Why I’ll never watch Netflix hit Bridgerton
It's a Bridgerton too far - I will never watch the Netflix period drama. No matter that millions are streaming it, or that my close friends are raving about it, I just can't do it.
I am a period drama purist. I like them dry; I like them true to original classics. The less that happens the better, in my book. I want them classy and subtle and packed with repressed emotions and longing looks.
What I do not want is a modern spin with bare bottoms and bonking. So I can safely say, without watching it, that something which has been described as "a rampant rollick" and full of "pomp and romps," is definitely, absolutely, not for me.
In the words of Pride And Prejudice's Lady Catherine de Bourgh: "I am most seriously displeased."
I realise I'm in the minority and fast becoming out of date and that Bridgerton is just the sexy offspring of Downton Abbey. Plus, the trend for modern adaptations of classics is here to stay.
I am for inclusive casting and a more sensitive interpretation of outdated content; the thing I object to is the endless fiddling with the stories.
I had to switch off last year's The Personal History Of David Copperfield halfway through because even Armando Iannucci, in his gorgeous movie version, couldn't resist taking Charles Dickens' autobiographical, and my favourite, novel, and meddling with it. What the Dickens?
It's some feat to take a master storyteller's work and make it worse. Just tell the thing as he wrote it, that's why it's a classic and we're still reading it two centuries later.
Similarly, I like to get lost in Jane Austen precisely because I can enter her taut world of drawing-room dramas and escape from today. I don't want modern life to come with me and mess it all up. That's like watching Home And Away in Empire-line frocks.
One British newspaper reviewer stated that the BBC's 1995 TV series of Pride And Prejudice with Colin Firth had put him off period dramas for life, that is, until Bridgerton, based on Julia Quinn's novels, came along and cured him by blowing up the "buttoned-down, stiff-upper-lip, no-sex-we're-British Regency nonsense".
Keep your shirt on, mate.

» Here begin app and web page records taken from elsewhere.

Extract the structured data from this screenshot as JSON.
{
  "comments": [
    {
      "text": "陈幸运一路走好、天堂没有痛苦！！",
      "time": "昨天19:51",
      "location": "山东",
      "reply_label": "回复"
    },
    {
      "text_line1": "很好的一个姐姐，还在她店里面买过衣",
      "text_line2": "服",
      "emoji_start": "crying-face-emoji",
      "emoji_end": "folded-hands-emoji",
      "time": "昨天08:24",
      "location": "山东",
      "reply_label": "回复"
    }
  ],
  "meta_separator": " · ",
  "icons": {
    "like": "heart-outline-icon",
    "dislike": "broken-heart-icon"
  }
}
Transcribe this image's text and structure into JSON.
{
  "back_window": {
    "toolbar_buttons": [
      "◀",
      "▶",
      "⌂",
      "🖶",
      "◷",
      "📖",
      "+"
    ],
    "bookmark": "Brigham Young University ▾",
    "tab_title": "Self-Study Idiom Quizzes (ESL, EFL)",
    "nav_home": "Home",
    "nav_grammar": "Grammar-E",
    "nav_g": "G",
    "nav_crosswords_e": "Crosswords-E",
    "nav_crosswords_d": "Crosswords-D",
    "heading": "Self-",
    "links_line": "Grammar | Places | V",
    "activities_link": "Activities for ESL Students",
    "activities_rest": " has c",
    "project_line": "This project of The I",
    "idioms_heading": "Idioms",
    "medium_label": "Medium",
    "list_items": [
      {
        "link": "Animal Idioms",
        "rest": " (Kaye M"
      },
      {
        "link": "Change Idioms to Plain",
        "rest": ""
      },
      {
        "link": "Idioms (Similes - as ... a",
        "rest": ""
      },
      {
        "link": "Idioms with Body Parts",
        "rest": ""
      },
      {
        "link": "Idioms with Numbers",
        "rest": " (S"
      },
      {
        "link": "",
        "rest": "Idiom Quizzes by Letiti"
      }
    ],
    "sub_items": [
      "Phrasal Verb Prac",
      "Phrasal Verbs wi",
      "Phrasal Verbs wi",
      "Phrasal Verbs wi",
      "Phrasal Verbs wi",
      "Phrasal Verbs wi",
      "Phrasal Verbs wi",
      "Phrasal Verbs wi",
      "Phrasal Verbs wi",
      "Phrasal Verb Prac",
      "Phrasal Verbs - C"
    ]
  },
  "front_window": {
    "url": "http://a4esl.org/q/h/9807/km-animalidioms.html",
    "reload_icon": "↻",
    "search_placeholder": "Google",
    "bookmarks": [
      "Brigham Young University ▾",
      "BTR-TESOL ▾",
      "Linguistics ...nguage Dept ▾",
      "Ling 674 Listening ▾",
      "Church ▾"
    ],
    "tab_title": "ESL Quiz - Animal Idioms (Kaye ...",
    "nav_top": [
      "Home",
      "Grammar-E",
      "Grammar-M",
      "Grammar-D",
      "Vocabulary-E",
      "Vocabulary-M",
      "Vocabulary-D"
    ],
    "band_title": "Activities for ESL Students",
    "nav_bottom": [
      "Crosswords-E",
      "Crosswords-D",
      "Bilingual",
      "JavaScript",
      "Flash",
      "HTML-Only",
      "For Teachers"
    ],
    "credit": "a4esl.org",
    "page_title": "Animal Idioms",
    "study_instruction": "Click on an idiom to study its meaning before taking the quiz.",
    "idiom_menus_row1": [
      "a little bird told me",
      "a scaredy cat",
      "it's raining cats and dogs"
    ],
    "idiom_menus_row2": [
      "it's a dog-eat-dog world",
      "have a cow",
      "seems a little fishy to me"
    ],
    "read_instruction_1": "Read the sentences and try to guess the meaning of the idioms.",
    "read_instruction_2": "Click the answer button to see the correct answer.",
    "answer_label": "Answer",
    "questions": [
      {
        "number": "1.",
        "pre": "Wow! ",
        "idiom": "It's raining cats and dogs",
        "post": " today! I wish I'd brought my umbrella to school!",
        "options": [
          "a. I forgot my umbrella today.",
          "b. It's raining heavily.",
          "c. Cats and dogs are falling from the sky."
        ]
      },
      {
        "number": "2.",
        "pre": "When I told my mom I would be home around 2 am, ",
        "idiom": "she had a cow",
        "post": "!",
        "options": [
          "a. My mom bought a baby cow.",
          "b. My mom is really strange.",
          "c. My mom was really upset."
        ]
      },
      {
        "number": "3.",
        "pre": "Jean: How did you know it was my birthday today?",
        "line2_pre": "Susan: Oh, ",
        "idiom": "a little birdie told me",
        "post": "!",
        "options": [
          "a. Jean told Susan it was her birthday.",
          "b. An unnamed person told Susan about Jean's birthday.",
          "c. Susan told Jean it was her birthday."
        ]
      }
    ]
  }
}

Literally. I want those buttons glued up - that's the beauty of the genre. Give me Cranford over Bridgerton, any day.
But alas, I fear I have lost the battle and like an old bluestocking, will have to dust off my VHS recorder and watch The House Of Eliott in peace.
Bare bottoms are de rigueur in any modern period drama - as the fuss over 2019's Sanditon proved.
Admittedly, Theo James cut a fine figure in the TV adaptation of Jane Austen's unfinished novel and I did kind of enjoy it, but I have to confess I never got to the end of the series.
While Jane Austen didn't actually shy away from sexual content, the beauty was in her subtlety - scandal generally happened off the page, as opposed to being confronted by someone's arse bonking a music hall singer against a tree, in Bridgerton's opening scenes.
Or, worse, a three-minute sex scene to the soundtrack of Taylor Swift's Wildest Dreams. That, right there, is my absolute nightmare.
It's not exactly art, is it?
The only exception I will make is last year's beautiful Emma, with actor-of-the-moment Anya Taylor-Joy and a marvellous Johnny Flynn as Mr Knightley, who also stripped off, because he is bound by Modern Period Drama Law.
The movie looked very 2020s, with its Instagram-worthy colour palette and obsession for piles of pretty pastries, but it was actually extremely true to the original novel; Mr Knightley's pant-free moment notwithstanding.
That's the way to do it, if we must include a free bum with every bonnet.
I realise Bridgerton is more Mills & Boon than Bronte, more Downton than Dickens and I'm sure it's very entertaining. But not for me.
Maybe I'm proud, maybe I'm prejudiced. Maybe I just don't get it.
As Emma Woodhouse said: "One half of the world cannot understand the pleasures of the other."
Originally published as Why I'll never watch Netflix hit Bridgerton